Exercise
I would like every record printed again, exactly as shown.

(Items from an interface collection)
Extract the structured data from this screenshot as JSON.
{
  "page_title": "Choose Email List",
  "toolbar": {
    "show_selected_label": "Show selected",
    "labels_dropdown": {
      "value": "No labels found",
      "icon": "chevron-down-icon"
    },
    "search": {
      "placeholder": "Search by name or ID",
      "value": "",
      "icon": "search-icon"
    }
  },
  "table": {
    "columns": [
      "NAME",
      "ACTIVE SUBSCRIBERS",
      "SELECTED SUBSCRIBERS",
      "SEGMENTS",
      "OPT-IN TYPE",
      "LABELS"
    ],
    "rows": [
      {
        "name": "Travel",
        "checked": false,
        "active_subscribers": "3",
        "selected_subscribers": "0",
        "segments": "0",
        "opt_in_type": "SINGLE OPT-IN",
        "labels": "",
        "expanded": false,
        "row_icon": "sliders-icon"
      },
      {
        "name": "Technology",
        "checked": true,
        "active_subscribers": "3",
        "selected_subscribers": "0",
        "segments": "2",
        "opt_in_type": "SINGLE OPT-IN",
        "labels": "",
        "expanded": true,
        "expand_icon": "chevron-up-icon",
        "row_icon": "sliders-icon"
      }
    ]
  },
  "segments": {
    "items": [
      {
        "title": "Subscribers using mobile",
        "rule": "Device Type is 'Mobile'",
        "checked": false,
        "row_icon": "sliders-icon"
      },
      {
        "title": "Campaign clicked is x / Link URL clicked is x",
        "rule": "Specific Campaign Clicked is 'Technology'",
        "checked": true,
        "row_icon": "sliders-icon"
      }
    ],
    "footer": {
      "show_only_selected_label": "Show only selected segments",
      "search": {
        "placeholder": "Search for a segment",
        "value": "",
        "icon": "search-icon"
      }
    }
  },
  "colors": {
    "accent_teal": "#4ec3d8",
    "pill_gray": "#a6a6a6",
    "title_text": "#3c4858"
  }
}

Task output
Extract the structured data from this screenshot as JSON.
{
  "page_title": "Choose Email List",
  "toolbar": {
    "show_selected_label": "Show selected",
    "labels_dropdown": {
      "value": "No labels found",
      "icon": "chevron-down-icon"
    },
    "search": {
      "placeholder": "Search by name or ID",
      "value": "",
      "icon": "search-icon"
    }
  },
  "table": {
    "columns": [
      "NAME",
      "ACTIVE SUBSCRIBERS",
      "SELECTED SUBSCRIBERS",
      "SEGMENTS",
      "OPT-IN TYPE",
      "LABELS"
    ],
    "rows": [
      {
        "name": "Travel",
        "checked": false,
        "active_subscribers": "3",
        "selected_subscribers": "0",
        "segments": "0",
        "opt_in_type": "SINGLE OPT-IN",
        "labels": "",
        "expanded": false,
        "row_icon": "sliders-icon"
      },
      {
        "name": "Technology",
        "checked": true,
        "active_subscribers": "3",
        "selected_subscribers": "0",
        "segments": "2",
        "opt_in_type": "SINGLE OPT-IN",
        "labels": "",
        "expanded": true,
        "expand_icon": "chevron-up-icon",
        "row_icon": "sliders-icon"
      }
    ]
  },
  "segments": {
    "items": [
      {
        "title": "Subscribers using mobile",
        "rule": "Device Type is 'Mobile'",
        "checked": false,
        "row_icon": "sliders-icon"
      },
      {
        "title": "Campaign clicked is x / Link URL clicked is x",
        "rule": "Specific Campaign Clicked is 'Technology'",
        "checked": true,
        "row_icon": "sliders-icon"
      }
    ],
    "footer": {
      "show_only_selected_label": "Show only selected segments",
      "search": {
        "placeholder": "Search for a segment",
        "value": "",
        "icon": "search-icon"
      }
    }
  },
  "colors": {
    "accent_teal": "#4ec3d8",
    "pill_gray": "#a6a6a6",
    "title_text": "#3c4858"
  }
}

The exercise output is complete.